Dataset rows for apps and sites
◇ ◇ ◇ ◇ ◇ ◇ ◇

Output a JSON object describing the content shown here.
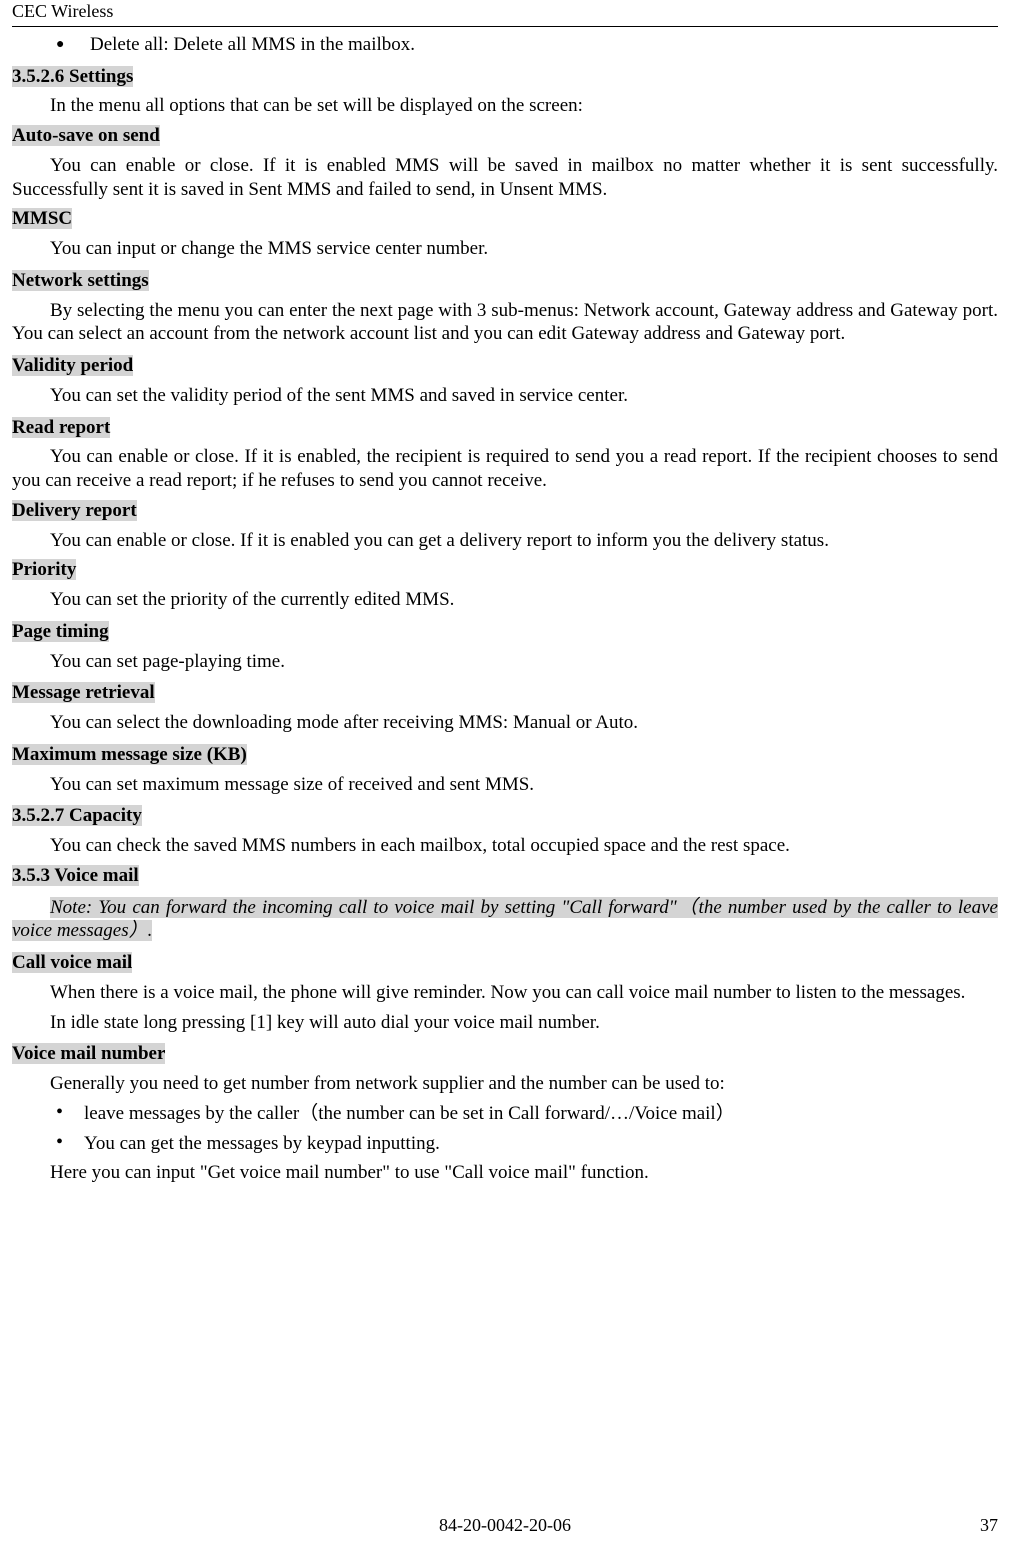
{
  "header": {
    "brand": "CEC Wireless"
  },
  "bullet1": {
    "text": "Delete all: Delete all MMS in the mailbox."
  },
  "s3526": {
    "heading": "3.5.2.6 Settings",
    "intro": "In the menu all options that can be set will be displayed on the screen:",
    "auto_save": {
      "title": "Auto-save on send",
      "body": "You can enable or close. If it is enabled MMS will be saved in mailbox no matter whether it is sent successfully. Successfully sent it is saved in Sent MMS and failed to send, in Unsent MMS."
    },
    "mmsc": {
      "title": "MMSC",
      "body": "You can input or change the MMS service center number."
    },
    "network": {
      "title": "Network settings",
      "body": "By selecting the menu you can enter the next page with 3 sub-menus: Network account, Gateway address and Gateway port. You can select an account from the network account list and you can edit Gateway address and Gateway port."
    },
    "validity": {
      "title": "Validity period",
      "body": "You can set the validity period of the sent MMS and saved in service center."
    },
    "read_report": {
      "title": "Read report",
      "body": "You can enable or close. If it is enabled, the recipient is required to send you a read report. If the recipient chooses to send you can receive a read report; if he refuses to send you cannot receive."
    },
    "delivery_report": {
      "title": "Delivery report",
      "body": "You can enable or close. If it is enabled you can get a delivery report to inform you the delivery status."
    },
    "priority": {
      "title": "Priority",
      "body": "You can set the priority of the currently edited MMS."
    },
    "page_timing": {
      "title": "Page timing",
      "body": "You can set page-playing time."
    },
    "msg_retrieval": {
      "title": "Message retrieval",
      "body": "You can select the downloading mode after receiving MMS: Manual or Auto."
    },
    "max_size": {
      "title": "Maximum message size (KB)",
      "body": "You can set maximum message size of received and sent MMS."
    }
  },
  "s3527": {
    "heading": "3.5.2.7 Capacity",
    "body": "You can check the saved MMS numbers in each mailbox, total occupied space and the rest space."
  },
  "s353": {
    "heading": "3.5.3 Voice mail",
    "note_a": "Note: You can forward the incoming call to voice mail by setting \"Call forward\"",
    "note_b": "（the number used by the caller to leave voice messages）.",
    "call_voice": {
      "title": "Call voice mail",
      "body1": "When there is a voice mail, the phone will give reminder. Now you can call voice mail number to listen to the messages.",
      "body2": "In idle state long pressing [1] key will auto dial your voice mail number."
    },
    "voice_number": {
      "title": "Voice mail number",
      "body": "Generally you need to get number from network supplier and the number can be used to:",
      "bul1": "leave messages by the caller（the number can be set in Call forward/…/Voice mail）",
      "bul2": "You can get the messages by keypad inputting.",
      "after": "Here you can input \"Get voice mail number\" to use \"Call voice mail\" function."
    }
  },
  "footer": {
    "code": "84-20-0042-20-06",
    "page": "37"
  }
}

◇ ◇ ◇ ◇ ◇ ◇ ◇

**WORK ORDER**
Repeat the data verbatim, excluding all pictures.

**ANSWER SPACE**
Output a JSON object describing the content shown here.
{
  "header": {
    "brand": "CEC Wireless"
  },
  "bullet1": {
    "text": "Delete all: Delete all MMS in the mailbox."
  },
  "s3526": {
    "heading": "3.5.2.6 Settings",
    "intro": "In the menu all options that can be set will be displayed on the screen:",
    "auto_save": {
      "title": "Auto-save on send",
      "body": "You can enable or close. If it is enabled MMS will be saved in mailbox no matter whether it is sent successfully. Successfully sent it is saved in Sent MMS and failed to send, in Unsent MMS."
    },
    "mmsc": {
      "title": "MMSC",
      "body": "You can input or change the MMS service center number."
    },
    "network": {
      "title": "Network settings",
      "body": "By selecting the menu you can enter the next page with 3 sub-menus: Network account, Gateway address and Gateway port. You can select an account from the network account list and you can edit Gateway address and Gateway port."
    },
    "validity": {
      "title": "Validity period",
      "body": "You can set the validity period of the sent MMS and saved in service center."
    },
    "read_report": {
      "title": "Read report",
      "body": "You can enable or close. If it is enabled, the recipient is required to send you a read report. If the recipient chooses to send you can receive a read report; if he refuses to send you cannot receive."
    },
    "delivery_report": {
      "title": "Delivery report",
      "body": "You can enable or close. If it is enabled you can get a delivery report to inform you the delivery status."
    },
    "priority": {
      "title": "Priority",
      "body": "You can set the priority of the currently edited MMS."
    },
    "page_timing": {
      "title": "Page timing",
      "body": "You can set page-playing time."
    },
    "msg_retrieval": {
      "title": "Message retrieval",
      "body": "You can select the downloading mode after receiving MMS: Manual or Auto."
    },
    "max_size": {
      "title": "Maximum message size (KB)",
      "body": "You can set maximum message size of received and sent MMS."
    }
  },
  "s3527": {
    "heading": "3.5.2.7 Capacity",
    "body": "You can check the saved MMS numbers in each mailbox, total occupied space and the rest space."
  },
  "s353": {
    "heading": "3.5.3 Voice mail",
    "note_a": "Note: You can forward the incoming call to voice mail by setting \"Call forward\"",
    "note_b": "（the number used by the caller to leave voice messages）.",
    "call_voice": {
      "title": "Call voice mail",
      "body1": "When there is a voice mail, the phone will give reminder. Now you can call voice mail number to listen to the messages.",
      "body2": "In idle state long pressing [1] key will auto dial your voice mail number."
    },
    "voice_number": {
      "title": "Voice mail number",
      "body": "Generally you need to get number from network supplier and the number can be used to:",
      "bul1": "leave messages by the caller（the number can be set in Call forward/…/Voice mail）",
      "bul2": "You can get the messages by keypad inputting.",
      "after": "Here you can input \"Get voice mail number\" to use \"Call voice mail\" function."
    }
  },
  "footer": {
    "code": "84-20-0042-20-06",
    "page": "37"
  }
}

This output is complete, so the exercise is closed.